(Stored entries)
┌──

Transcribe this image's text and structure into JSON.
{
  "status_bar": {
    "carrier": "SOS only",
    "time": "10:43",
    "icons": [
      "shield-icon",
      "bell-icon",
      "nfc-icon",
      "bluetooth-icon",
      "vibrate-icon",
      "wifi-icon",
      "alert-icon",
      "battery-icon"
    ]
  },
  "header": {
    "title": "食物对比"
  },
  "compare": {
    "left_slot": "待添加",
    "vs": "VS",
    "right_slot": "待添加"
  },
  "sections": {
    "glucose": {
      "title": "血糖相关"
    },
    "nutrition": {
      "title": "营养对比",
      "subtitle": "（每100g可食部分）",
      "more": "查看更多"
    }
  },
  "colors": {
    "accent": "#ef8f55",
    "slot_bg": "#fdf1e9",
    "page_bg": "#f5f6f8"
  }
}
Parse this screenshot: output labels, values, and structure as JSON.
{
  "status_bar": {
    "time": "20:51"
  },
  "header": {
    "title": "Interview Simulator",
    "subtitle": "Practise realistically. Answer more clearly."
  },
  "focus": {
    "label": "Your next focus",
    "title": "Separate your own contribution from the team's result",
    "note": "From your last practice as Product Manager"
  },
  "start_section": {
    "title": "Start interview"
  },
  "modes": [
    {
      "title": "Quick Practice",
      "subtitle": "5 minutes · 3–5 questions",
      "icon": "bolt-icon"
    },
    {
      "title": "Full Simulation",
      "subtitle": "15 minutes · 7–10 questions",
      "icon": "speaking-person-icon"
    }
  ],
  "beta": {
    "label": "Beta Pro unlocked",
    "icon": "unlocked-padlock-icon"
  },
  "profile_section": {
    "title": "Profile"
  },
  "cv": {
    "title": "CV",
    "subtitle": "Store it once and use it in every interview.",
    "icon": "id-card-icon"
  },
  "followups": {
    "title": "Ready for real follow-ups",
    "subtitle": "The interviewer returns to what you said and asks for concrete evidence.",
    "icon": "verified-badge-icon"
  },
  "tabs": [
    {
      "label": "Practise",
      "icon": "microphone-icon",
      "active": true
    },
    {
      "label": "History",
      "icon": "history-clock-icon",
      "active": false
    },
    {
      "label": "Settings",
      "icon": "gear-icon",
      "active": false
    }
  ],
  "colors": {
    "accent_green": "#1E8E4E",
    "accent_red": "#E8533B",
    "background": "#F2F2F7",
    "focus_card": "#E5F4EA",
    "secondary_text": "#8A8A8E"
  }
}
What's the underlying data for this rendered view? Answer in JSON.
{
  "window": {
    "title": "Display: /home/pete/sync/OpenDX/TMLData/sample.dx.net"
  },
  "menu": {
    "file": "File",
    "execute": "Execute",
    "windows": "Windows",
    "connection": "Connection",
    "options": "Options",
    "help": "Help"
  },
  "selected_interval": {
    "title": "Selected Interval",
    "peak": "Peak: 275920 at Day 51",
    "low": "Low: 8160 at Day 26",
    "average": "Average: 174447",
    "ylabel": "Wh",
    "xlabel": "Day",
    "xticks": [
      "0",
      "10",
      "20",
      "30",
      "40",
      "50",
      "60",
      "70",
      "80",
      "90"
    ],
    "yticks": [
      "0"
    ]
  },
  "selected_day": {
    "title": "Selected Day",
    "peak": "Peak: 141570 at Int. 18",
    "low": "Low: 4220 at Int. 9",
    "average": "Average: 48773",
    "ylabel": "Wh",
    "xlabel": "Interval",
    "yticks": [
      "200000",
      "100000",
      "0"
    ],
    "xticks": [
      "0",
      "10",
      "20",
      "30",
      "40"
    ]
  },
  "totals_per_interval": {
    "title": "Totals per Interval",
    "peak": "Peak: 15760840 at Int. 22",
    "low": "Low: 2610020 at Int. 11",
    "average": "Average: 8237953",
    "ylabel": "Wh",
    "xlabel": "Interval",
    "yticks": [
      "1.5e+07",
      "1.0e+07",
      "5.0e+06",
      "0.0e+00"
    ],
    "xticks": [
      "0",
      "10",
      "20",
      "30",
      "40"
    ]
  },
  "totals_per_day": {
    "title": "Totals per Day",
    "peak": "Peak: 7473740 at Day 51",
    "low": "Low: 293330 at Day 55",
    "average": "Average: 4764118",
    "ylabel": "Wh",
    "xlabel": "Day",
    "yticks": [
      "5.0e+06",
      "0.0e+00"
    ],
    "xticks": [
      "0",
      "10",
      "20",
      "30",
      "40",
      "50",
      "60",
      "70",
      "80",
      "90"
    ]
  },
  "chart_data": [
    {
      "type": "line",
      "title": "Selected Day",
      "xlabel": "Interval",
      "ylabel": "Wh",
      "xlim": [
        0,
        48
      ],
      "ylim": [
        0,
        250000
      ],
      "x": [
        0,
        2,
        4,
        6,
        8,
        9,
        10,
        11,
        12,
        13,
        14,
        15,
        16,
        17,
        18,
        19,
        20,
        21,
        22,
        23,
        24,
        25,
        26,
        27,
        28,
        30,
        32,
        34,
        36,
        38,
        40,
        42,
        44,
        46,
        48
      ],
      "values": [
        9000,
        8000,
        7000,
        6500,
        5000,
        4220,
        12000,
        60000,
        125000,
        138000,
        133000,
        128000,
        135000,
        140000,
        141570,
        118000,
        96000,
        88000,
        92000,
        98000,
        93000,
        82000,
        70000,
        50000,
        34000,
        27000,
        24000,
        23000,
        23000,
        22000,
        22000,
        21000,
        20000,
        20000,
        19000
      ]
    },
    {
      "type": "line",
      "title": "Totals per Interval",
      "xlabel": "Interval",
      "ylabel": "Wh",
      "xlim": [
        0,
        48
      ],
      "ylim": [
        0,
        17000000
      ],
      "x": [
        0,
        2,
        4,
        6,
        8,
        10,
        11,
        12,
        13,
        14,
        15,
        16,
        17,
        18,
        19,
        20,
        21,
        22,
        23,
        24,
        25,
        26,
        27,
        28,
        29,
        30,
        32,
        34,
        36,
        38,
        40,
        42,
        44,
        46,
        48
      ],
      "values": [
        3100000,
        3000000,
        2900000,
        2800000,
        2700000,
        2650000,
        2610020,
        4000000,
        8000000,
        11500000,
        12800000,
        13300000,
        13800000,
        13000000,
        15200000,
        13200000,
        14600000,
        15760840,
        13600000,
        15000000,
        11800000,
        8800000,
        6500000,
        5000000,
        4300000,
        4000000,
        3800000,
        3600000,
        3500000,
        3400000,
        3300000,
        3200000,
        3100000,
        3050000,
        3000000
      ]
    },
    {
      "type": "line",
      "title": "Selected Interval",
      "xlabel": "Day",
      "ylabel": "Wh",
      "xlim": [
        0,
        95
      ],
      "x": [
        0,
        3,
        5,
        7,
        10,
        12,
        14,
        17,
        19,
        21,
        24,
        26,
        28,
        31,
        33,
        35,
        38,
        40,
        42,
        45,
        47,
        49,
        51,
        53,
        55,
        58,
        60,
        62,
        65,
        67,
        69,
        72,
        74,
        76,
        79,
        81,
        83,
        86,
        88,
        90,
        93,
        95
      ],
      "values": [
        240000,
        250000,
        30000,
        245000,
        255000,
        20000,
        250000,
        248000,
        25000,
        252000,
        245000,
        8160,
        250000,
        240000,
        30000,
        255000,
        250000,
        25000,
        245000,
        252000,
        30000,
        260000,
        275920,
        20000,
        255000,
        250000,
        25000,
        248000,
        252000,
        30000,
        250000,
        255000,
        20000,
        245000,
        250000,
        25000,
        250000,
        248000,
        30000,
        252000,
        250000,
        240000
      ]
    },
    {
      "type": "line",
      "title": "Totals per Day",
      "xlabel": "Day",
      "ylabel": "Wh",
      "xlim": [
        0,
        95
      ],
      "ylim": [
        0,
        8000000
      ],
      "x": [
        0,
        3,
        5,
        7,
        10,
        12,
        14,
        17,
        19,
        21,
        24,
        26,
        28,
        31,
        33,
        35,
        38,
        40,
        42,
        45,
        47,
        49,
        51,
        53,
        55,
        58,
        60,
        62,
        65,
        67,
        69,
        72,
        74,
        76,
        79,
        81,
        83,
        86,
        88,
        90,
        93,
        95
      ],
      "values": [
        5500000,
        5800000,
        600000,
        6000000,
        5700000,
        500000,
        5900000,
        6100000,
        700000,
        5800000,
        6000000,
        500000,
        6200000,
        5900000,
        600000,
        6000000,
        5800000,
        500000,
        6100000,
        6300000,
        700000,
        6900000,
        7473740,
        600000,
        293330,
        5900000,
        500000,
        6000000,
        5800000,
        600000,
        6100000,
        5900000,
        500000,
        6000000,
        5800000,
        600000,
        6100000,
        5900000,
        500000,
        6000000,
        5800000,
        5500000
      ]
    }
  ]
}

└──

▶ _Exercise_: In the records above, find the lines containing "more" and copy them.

▶ _The completed task_:
      "more": "查看更多"
    "subtitle": "Practise realistically. Answer more clearly."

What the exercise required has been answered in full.